Among other things, the new Protects Initiative will establish a national database that will enable wireless carriers and consumers to reduce the black market value of stolen devices by turning them off. Other elements of the new program include providing consumers with the requisite tools for locking a lost or stolen mobile device or remotely erasing personal data.
Through the CTIA wireless trade association, major mobile device makers and the major U.S. network operators have agreed to ensure that devices they sell include automatic prompts to make consumers aware that they need to set up passwords.
"We're sending a message to consumers that we've got your back, and a message to criminals that we're cracking down on the stolen phone and tablet resale market and making smartphone theft a crime that doesn't pay," said FCC Chairman Julius Genachowski on Tuesday.
New Opportunities and Challenges
The CTIA said Tuesday that the major U.S. wireless networks using GSM mobile technology have agreed to initiate, implement and deploy database solutions using unique identifying numbers. "U.S. GSM providers will implement this database [by the end of October] so that stolen GSM smartphones will not work on any U.S. GSM network," the CTIA said in a statement.
The CTIA's wireless provider members have also agreed to educate consumers about smartphone security features as well as third-party apps for remotely locking or wiping data from a lost or stolen device. Additionally, the trade association's device manufacturer members have agreed to have a software mechanism in place by April, 2013 that will prompt new smartphone purchasers to establish a device password.
Meanwhile, all handsets and media tablets are currently equipped with a set of codes that tell the wireless network which tasks each mobile device is capable of performing. This unique set of codes is known as a mobile equipment identifier (MEID) or international mobile equipment identifier (IMEI).

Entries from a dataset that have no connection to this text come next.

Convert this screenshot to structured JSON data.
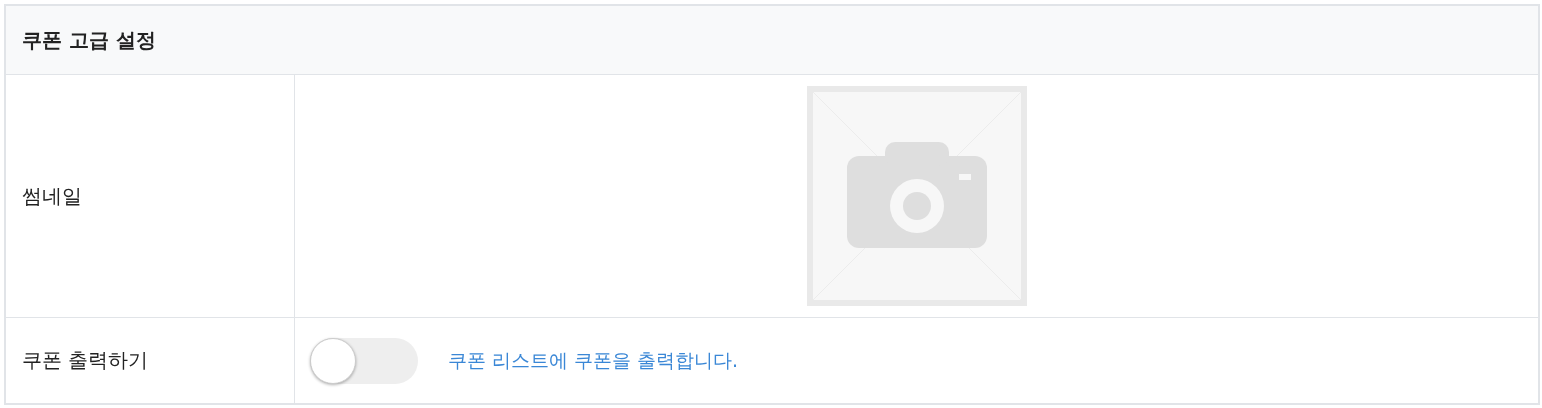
{
  "panel": {
    "title": "쿠폰 고급 설정"
  },
  "rows": [
    {
      "kind": "image",
      "label": "썸네일"
    },
    {
      "kind": "toggle",
      "label": "쿠폰 출력하기",
      "on": false,
      "hint": "쿠폰 리스트에 쿠폰을 출력합니다."
    }
  ]
}
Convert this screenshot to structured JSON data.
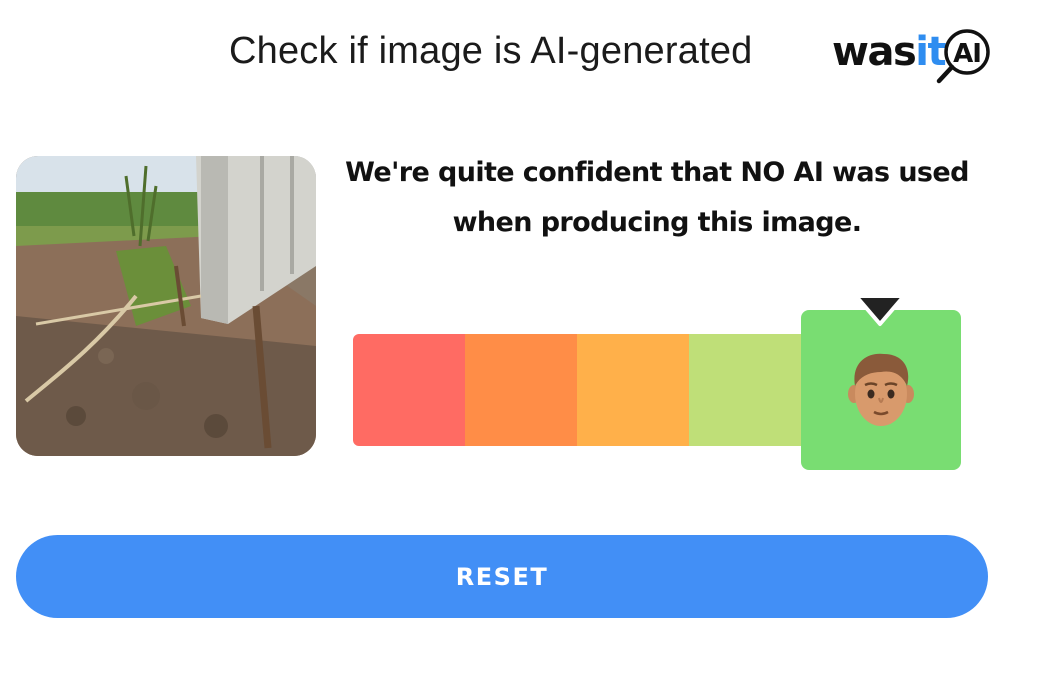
{
  "header": {
    "title": "Check if image is AI-generated"
  },
  "logo": {
    "text_was": "was",
    "text_it": "it",
    "text_ai": "AI",
    "icon": "magnifier-icon"
  },
  "result": {
    "image_alt": "Uploaded photo of a concrete fence beside a dirt field",
    "verdict": "We're quite confident that NO AI was used when producing this image."
  },
  "meter": {
    "segment_colors": [
      "#ff6b63",
      "#ff8d47",
      "#ffb04a",
      "#bfdf78",
      "#79dd72"
    ],
    "active_index": 4,
    "active_icon": "human-face-icon"
  },
  "actions": {
    "reset_label": "RESET"
  },
  "colors": {
    "accent": "#428ff6",
    "logo_blue": "#2f8df0"
  }
}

The FCC is urging U.S. consumers to write down the make, model number and unique device identification number of the mobile products they purchase. This is the information they will need to report to the police in the event their device is ever lost or stolen.
International Cooperation Required
In the last couple of years, the U.S. has regained global leadership in mobile innovation, Genachowski observed. "With the steps we're announcing," he added, "the U.S. will also become a world leader in addressing the growing problem of mobile device theft."
However, the ultimate success of the Protects Initiative will depend in major part on international cooperation. Otherwise, vendors of smartphones and media tablets lost or stolen in the United States will be able to ship their black market goods to partners overseas.
Genachowski said he has already met with the international executives responsible for the GSM database system currently operating in the United Kingdom and other nations abroad.
"I am making it a priority of the FCC's International Bureau to work with other countries to advance this initiative," he said.
Still, Genachowski admitted that the technology will continue to change, creating new opportunities as well as new challenges.
"The FCC will establish regular, quarterly meeting with the police chiefs on this initiative and on any new issues that might arise," he said.